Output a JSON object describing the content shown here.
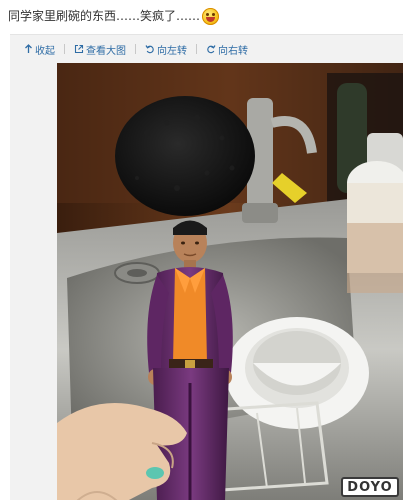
{
  "post": {
    "text": "同学家里刷碗的东西……笑疯了……",
    "emoji": "laughing-face-icon"
  },
  "toolbar": {
    "collapse_label": "收起",
    "view_large_label": "查看大图",
    "rotate_left_label": "向左转",
    "rotate_right_label": "向右转"
  },
  "photo": {
    "watermark": "DOYO"
  },
  "colors": {
    "link": "#2e6ca5",
    "card_bg": "#f2f2f2"
  }
}
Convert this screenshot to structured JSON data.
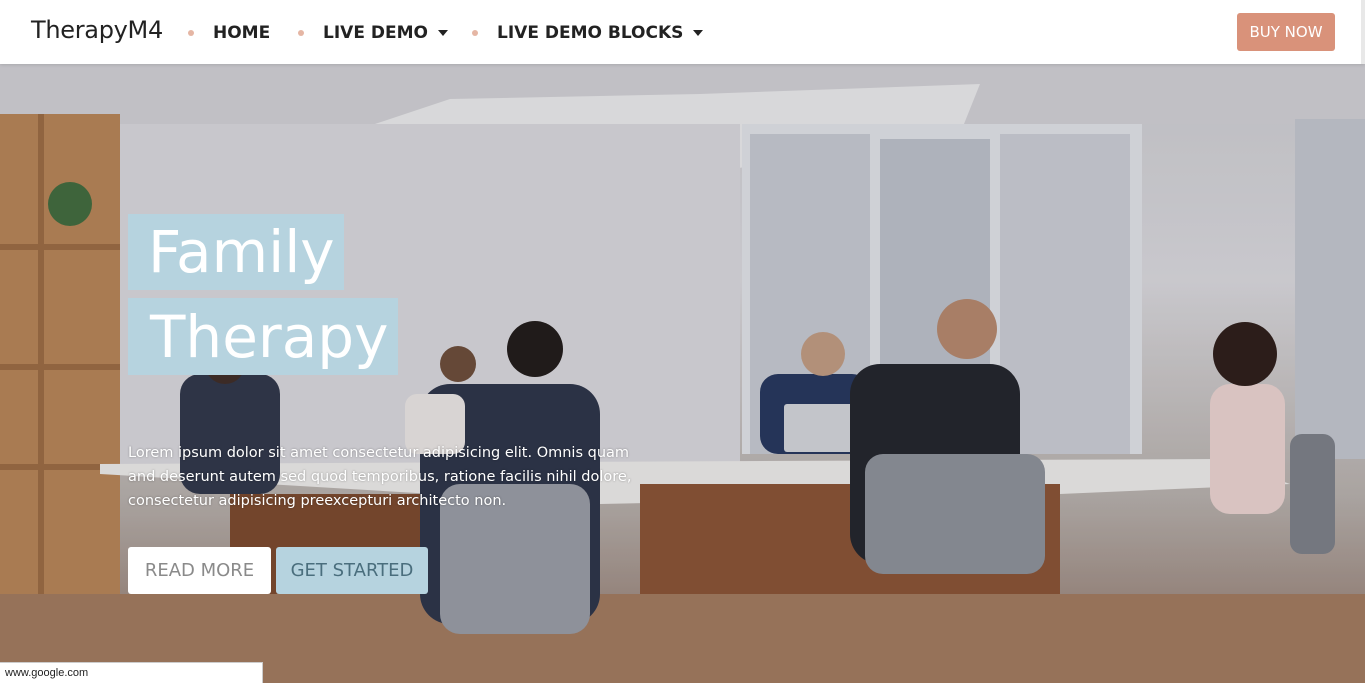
{
  "nav": {
    "brand": "TherapyM4",
    "items": [
      {
        "label": "HOME"
      },
      {
        "label": "LIVE DEMO"
      },
      {
        "label": "LIVE DEMO BLOCKS"
      }
    ],
    "buy_label": "BUY NOW"
  },
  "hero": {
    "title_line1": "Family",
    "title_line2": "Therapy",
    "body": "Lorem ipsum dolor sit amet consectetur adipisicing elit. Omnis quam and deserunt autem sed quod temporibus, ratione facilis nihil dolore, consectetur adipisicing preexcepturi architecto non.",
    "read_more": "READ MORE",
    "get_started": "GET STARTED"
  },
  "status_bar": {
    "url": "www.google.com"
  },
  "colors": {
    "accent_button": "#d9927a",
    "title_block": "#b6d3df",
    "nav_dot": "#e5b6a4"
  }
}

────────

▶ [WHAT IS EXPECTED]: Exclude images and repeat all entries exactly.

▶ [OUTPUT BELOW]:
Output a JSON object describing the content shown here.
{
  "post": {
    "text": "同学家里刷碗的东西……笑疯了……",
    "emoji": "laughing-face-icon"
  },
  "toolbar": {
    "collapse_label": "收起",
    "view_large_label": "查看大图",
    "rotate_left_label": "向左转",
    "rotate_right_label": "向右转"
  },
  "photo": {
    "watermark": "DOYO"
  },
  "colors": {
    "link": "#2e6ca5",
    "card_bg": "#f2f2f2"
  }
}
Convert this screenshot to structured JSON data.
{
  "nav": {
    "brand": "TherapyM4",
    "items": [
      {
        "label": "HOME"
      },
      {
        "label": "LIVE DEMO"
      },
      {
        "label": "LIVE DEMO BLOCKS"
      }
    ],
    "buy_label": "BUY NOW"
  },
  "hero": {
    "title_line1": "Family",
    "title_line2": "Therapy",
    "body": "Lorem ipsum dolor sit amet consectetur adipisicing elit. Omnis quam and deserunt autem sed quod temporibus, ratione facilis nihil dolore, consectetur adipisicing preexcepturi architecto non.",
    "read_more": "READ MORE",
    "get_started": "GET STARTED"
  },
  "status_bar": {
    "url": "www.google.com"
  },
  "colors": {
    "accent_button": "#d9927a",
    "title_block": "#b6d3df",
    "nav_dot": "#e5b6a4"
  }
}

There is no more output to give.